Sadly, the Harry Potter film series does not give much context about his past and how he went from troubled boy to talented student to nefarious Dark Lord. While readers of the books got a bit more of his past life in Harry Potter and the Half-Blood Prince, there is still a lot of content the films failed to explore, plus, Potterheads have been vouching for a Voldemort prequel for years now so it would be a fitting next step for the franchise.
Kevin Wendell Crumb
Shyamalan’s Split received rave reviews for its unique narrative and James McAvoy’s performance as Kevin Wendell Crumb, as well as becoming one of the best movies that are secretly related to others. Despite diving deep into Kevin’s various different personalities, the film offers little insight into his life leading up to the events of the film, something a prequel could explore.
Especially since Split mentions Kevin’s tragic past and he has been under the control of his other personalities for two whole years now; a prequel would not only add more substance to the eventual emergence of The Beast, but perhaps also explain his crucial decision to spare Casey in a more enlightening and compassionate lens. Plus, a prequel may help rectify the film’s disappointing depiction of mental health, which was the source of much controversy.
Wicked Witch of the West
The Wicked Witch of the West is one of the most iconic movie villains, featuring in one of the most popular films of all time, The Wizard of Oz.
Although the character has received many adaptations in other media over time – such as the extremely popular Broadway musical and soon-to-be-film, Wicked – she is yet to get her own prequel that sticks to the true, wicked, determined, and condescending nature shown in The Wizard of Oz. This is precisely why she would make a great candidate for a villain origin story: it’ll be an accurate new film that would thrive on the familiarity of the character’s essence.
The Fairy Godmother became a fan favorite character after her appearance in Shrek 2 and has many prime qualities that would make her the perfect candidate for a prequel, being one of the few Shrek characters that could easily carry a spin-off.
For starters, she’s shown to run her own business, and – given the early stigma against magical creatures – her rise to fame and fortune would make for an intriguing tale. Plus, her long-running relationship with King Harold, along with her sassy, determined, and conniving personality would make for the perfect medieval, early life prequel for the villain.
Despite being regarded as a good film ruined by a bad third act, Sinister is still viewed as one of the better modern horror films out there. While the series briefly touches on Bagul – a dark and corrupting entity who leads young children to massacre their families – they never really dive deep into its myth and history.
Promotional pieces for the films, however, described him as being an Ancient Babylonian deity and brother to the mythic Moloch, whom he betrays and resultingly gets his mouth sealed shut as seen in the films. Given this intriguing tale and his shockingly little actual screentime, Bagul would make a great subject for an individual story, especially since his tale would expertly interweave horror and myth genres.

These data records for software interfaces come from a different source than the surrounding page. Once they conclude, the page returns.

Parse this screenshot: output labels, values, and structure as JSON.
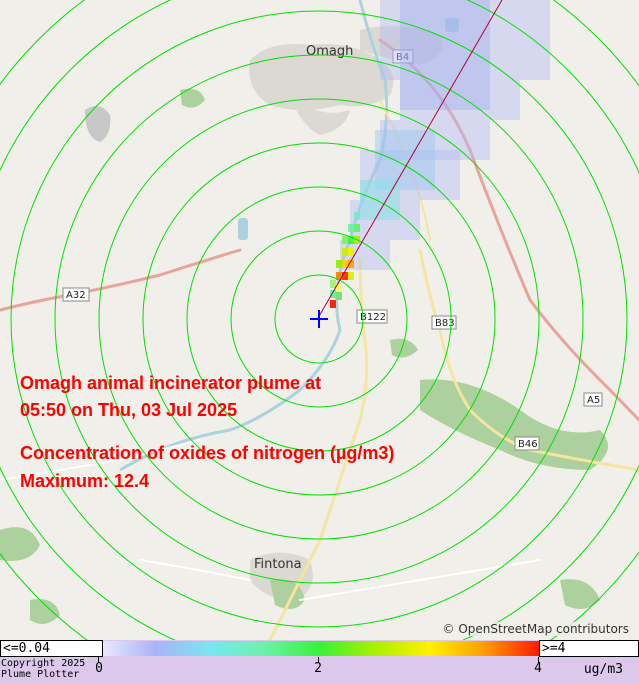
{
  "title": {
    "line1": "Omagh animal incinerator plume at",
    "line2": "05:50 on Thu, 03 Jul 2025",
    "pollutant": "Concentration of oxides of nitrogen (µg/m3)",
    "maximum": "Maximum: 12.4"
  },
  "map": {
    "attribution": "© OpenStreetMap contributors",
    "towns": [
      "Omagh",
      "Fintona"
    ],
    "roads": [
      "B4",
      "A32",
      "B122",
      "B83",
      "A5",
      "B46"
    ],
    "colors": {
      "rings": "#00e000",
      "source_marker": "#0000ff",
      "wind_line": "#b00030"
    }
  },
  "legend": {
    "low_label": "<=0.04",
    "high_label": ">=4",
    "ticks": [
      "0",
      "2",
      "4"
    ],
    "units": "ug/m3",
    "copyright_line1": "Copyright 2025",
    "copyright_line2": "Plume Plotter"
  }
}
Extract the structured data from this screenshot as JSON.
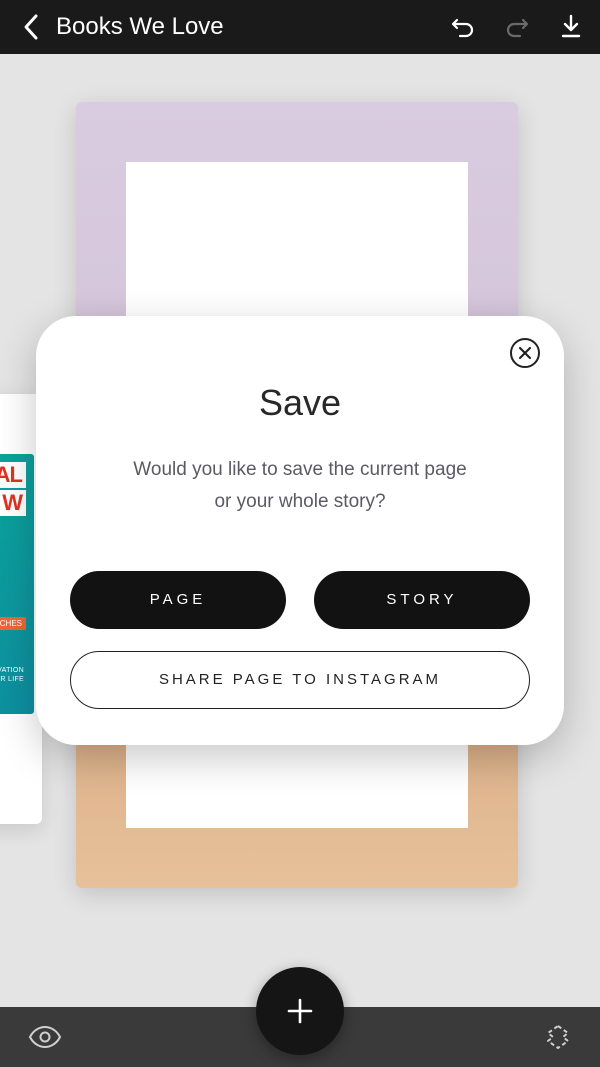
{
  "header": {
    "title": "Books We Love"
  },
  "peek": {
    "line1": "AL",
    "line2": "W",
    "chip": "CHES",
    "small1": "VATION",
    "small2": "UR LIFE"
  },
  "modal": {
    "title": "Save",
    "message_line1": "Would you like to save the current page",
    "message_line2": "or your whole story?",
    "page_label": "PAGE",
    "story_label": "STORY",
    "share_label": "SHARE PAGE TO INSTAGRAM"
  }
}
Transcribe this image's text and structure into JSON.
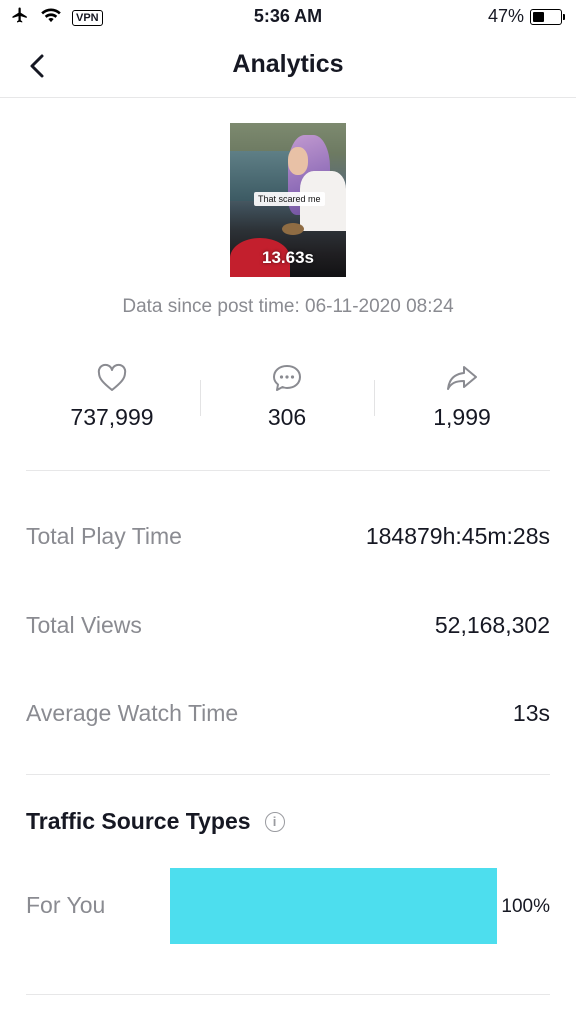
{
  "status_bar": {
    "time": "5:36 AM",
    "vpn_label": "VPN",
    "battery_percent": "47%",
    "battery_level": 0.47
  },
  "header": {
    "title": "Analytics",
    "back_icon": "chevron-left-icon"
  },
  "video": {
    "caption": "That scared me",
    "duration": "13.63s"
  },
  "data_since": "Data since post time: 06-11-2020 08:24",
  "engagement": {
    "likes": "737,999",
    "comments": "306",
    "shares": "1,999",
    "icons": [
      "heart-icon",
      "comment-icon",
      "share-icon"
    ]
  },
  "metrics": [
    {
      "label": "Total Play Time",
      "value": "184879h:45m:28s"
    },
    {
      "label": "Total Views",
      "value": "52,168,302"
    },
    {
      "label": "Average Watch Time",
      "value": "13s"
    }
  ],
  "traffic": {
    "title": "Traffic Source Types",
    "info_icon": "info-icon",
    "sources": [
      {
        "label": "For You",
        "percent_text": "100%",
        "percent": 100
      }
    ],
    "bar_color": "#4ddeee"
  }
}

Before becoming a meme and LGBTQ+ icon, The Babadook was a terrifying creature in its titular film, but also a metaphor for grief and its impacts when people refuse to confront it.
Although The Babadook’s backstory is sparsely covered, the character does have many intriguing elements to it, such as its seemingly self-published book that subjects readers to its presence, asserting its existence onto others, and the fact that the evil character is shown to be so menacing and yet finds itself domesticated by the end of the film. All these multitudes make The Babadook a great candidate for a solo prequel story, not to mention the opportunity to make it canonically queer.